WHAT THE TASK REQUIRES:
The answer must consist of each line below that contains the word "this", copied in full.

AVAILABLE RECORDS:
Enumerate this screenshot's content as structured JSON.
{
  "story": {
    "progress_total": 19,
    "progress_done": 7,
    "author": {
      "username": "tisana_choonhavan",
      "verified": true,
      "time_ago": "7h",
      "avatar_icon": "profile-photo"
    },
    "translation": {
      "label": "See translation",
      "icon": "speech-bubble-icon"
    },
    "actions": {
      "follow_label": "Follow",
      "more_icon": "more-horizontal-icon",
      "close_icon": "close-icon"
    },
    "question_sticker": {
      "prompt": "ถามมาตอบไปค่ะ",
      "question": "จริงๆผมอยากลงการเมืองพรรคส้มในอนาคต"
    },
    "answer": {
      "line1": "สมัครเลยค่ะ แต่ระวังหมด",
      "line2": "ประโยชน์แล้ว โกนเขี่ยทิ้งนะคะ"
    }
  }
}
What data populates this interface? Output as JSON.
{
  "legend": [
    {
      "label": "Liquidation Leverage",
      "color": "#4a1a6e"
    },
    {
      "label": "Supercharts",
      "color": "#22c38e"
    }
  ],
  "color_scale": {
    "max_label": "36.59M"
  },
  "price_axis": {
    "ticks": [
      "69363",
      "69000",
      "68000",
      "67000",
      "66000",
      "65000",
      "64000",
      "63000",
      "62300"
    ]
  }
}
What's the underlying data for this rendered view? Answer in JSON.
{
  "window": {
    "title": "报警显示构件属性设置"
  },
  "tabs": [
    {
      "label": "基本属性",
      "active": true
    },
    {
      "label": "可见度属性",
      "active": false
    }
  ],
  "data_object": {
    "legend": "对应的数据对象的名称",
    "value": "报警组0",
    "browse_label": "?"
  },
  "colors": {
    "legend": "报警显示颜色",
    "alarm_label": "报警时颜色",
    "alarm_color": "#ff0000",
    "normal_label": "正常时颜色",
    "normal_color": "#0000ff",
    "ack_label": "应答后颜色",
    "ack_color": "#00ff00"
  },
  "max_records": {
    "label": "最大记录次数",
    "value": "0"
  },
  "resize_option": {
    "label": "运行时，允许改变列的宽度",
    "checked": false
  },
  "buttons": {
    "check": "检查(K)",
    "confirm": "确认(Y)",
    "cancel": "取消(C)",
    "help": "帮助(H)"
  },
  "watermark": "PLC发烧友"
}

OUTPUT:
Enumerate this screenshot's content as structured JSON.
What data populates this interface? Output as JSON.
What's the underlying data for this rendered view? Answer in JSON.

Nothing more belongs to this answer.